# Records provided
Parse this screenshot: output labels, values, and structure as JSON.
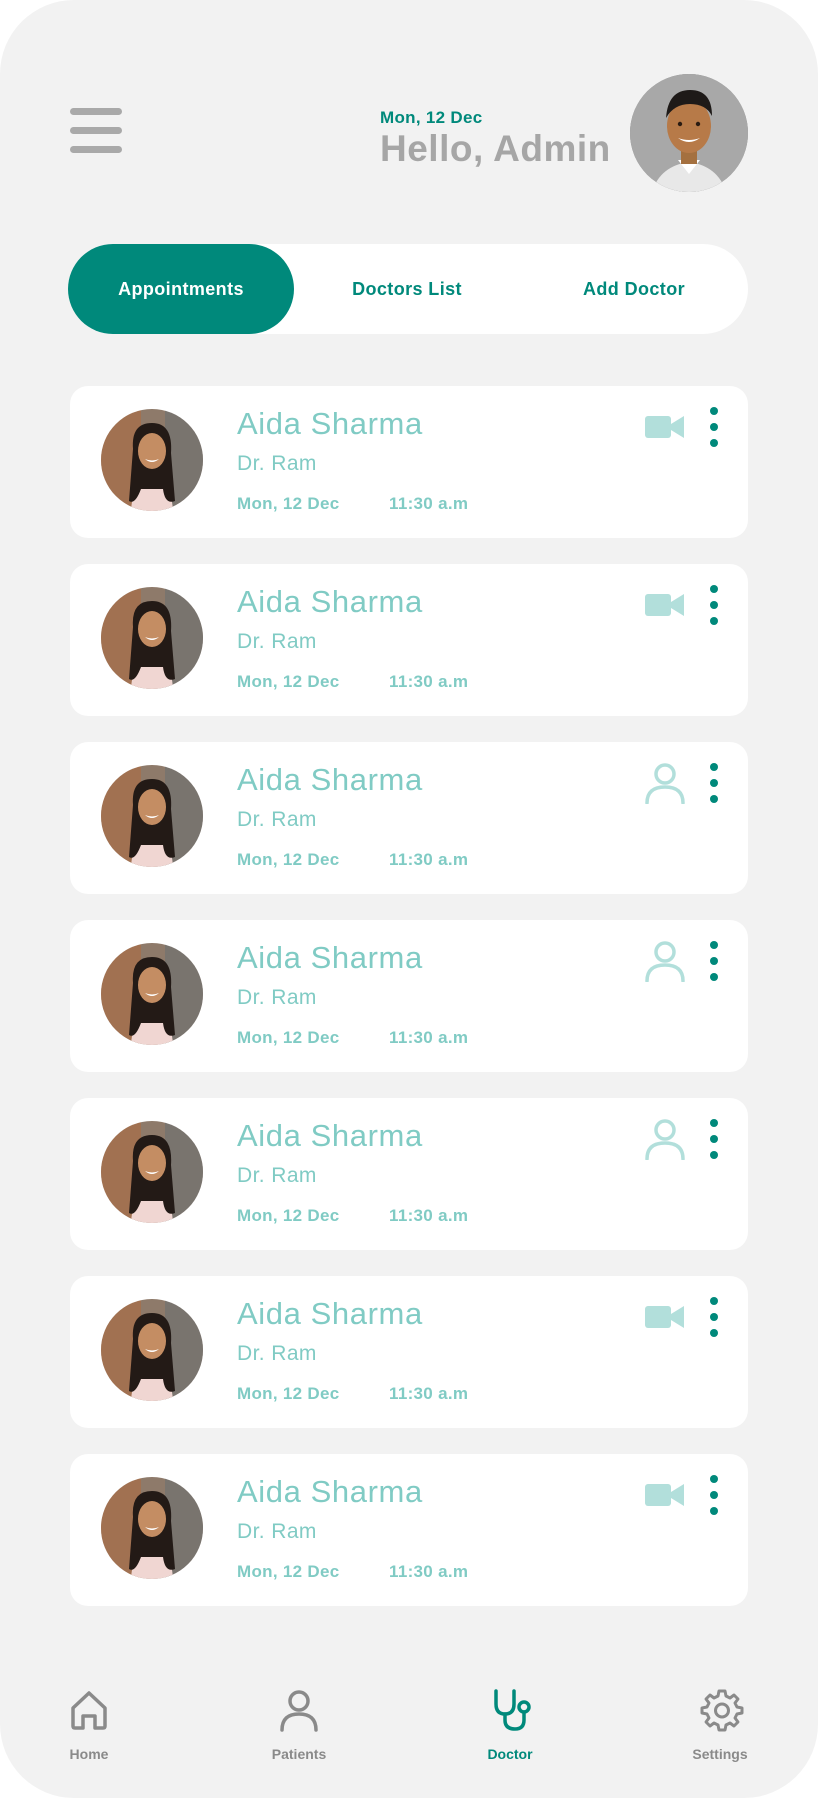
{
  "header": {
    "date": "Mon, 12 Dec",
    "greeting": "Hello, Admin",
    "menu_icon": "hamburger-menu-icon"
  },
  "tabs": [
    {
      "label": "Appointments",
      "active": true
    },
    {
      "label": "Doctors List",
      "active": false
    },
    {
      "label": "Add Doctor",
      "active": false
    }
  ],
  "appointments": [
    {
      "patient": "Aida Sharma",
      "doctor": "Dr. Ram",
      "date": "Mon, 12 Dec",
      "time": "11:30 a.m",
      "type_icon": "video-camera-icon"
    },
    {
      "patient": "Aida Sharma",
      "doctor": "Dr. Ram",
      "date": "Mon, 12 Dec",
      "time": "11:30 a.m",
      "type_icon": "video-camera-icon"
    },
    {
      "patient": "Aida Sharma",
      "doctor": "Dr. Ram",
      "date": "Mon, 12 Dec",
      "time": "11:30 a.m",
      "type_icon": "person-icon"
    },
    {
      "patient": "Aida Sharma",
      "doctor": "Dr. Ram",
      "date": "Mon, 12 Dec",
      "time": "11:30 a.m",
      "type_icon": "person-icon"
    },
    {
      "patient": "Aida Sharma",
      "doctor": "Dr. Ram",
      "date": "Mon, 12 Dec",
      "time": "11:30 a.m",
      "type_icon": "person-icon"
    },
    {
      "patient": "Aida Sharma",
      "doctor": "Dr. Ram",
      "date": "Mon, 12 Dec",
      "time": "11:30 a.m",
      "type_icon": "video-camera-icon"
    },
    {
      "patient": "Aida Sharma",
      "doctor": "Dr. Ram",
      "date": "Mon, 12 Dec",
      "time": "11:30 a.m",
      "type_icon": "video-camera-icon"
    }
  ],
  "bottom_nav": [
    {
      "label": "Home",
      "icon": "home-icon",
      "active": false
    },
    {
      "label": "Patients",
      "icon": "person-icon",
      "active": false
    },
    {
      "label": "Doctor",
      "icon": "stethoscope-icon",
      "active": true
    },
    {
      "label": "Settings",
      "icon": "gear-icon",
      "active": false
    }
  ],
  "colors": {
    "accent": "#00897b",
    "accent_light": "#80cbc4",
    "icon_light": "#b2dfdb",
    "background": "#f2f2f2",
    "muted_text": "#a6a6a6"
  }
}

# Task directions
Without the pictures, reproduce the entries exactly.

# Written reply
Parse this screenshot: output labels, values, and structure as JSON.
{
  "header": {
    "date": "Mon, 12 Dec",
    "greeting": "Hello, Admin",
    "menu_icon": "hamburger-menu-icon"
  },
  "tabs": [
    {
      "label": "Appointments",
      "active": true
    },
    {
      "label": "Doctors List",
      "active": false
    },
    {
      "label": "Add Doctor",
      "active": false
    }
  ],
  "appointments": [
    {
      "patient": "Aida Sharma",
      "doctor": "Dr. Ram",
      "date": "Mon, 12 Dec",
      "time": "11:30 a.m",
      "type_icon": "video-camera-icon"
    },
    {
      "patient": "Aida Sharma",
      "doctor": "Dr. Ram",
      "date": "Mon, 12 Dec",
      "time": "11:30 a.m",
      "type_icon": "video-camera-icon"
    },
    {
      "patient": "Aida Sharma",
      "doctor": "Dr. Ram",
      "date": "Mon, 12 Dec",
      "time": "11:30 a.m",
      "type_icon": "person-icon"
    },
    {
      "patient": "Aida Sharma",
      "doctor": "Dr. Ram",
      "date": "Mon, 12 Dec",
      "time": "11:30 a.m",
      "type_icon": "person-icon"
    },
    {
      "patient": "Aida Sharma",
      "doctor": "Dr. Ram",
      "date": "Mon, 12 Dec",
      "time": "11:30 a.m",
      "type_icon": "person-icon"
    },
    {
      "patient": "Aida Sharma",
      "doctor": "Dr. Ram",
      "date": "Mon, 12 Dec",
      "time": "11:30 a.m",
      "type_icon": "video-camera-icon"
    },
    {
      "patient": "Aida Sharma",
      "doctor": "Dr. Ram",
      "date": "Mon, 12 Dec",
      "time": "11:30 a.m",
      "type_icon": "video-camera-icon"
    }
  ],
  "bottom_nav": [
    {
      "label": "Home",
      "icon": "home-icon",
      "active": false
    },
    {
      "label": "Patients",
      "icon": "person-icon",
      "active": false
    },
    {
      "label": "Doctor",
      "icon": "stethoscope-icon",
      "active": true
    },
    {
      "label": "Settings",
      "icon": "gear-icon",
      "active": false
    }
  ],
  "colors": {
    "accent": "#00897b",
    "accent_light": "#80cbc4",
    "icon_light": "#b2dfdb",
    "background": "#f2f2f2",
    "muted_text": "#a6a6a6"
  }
}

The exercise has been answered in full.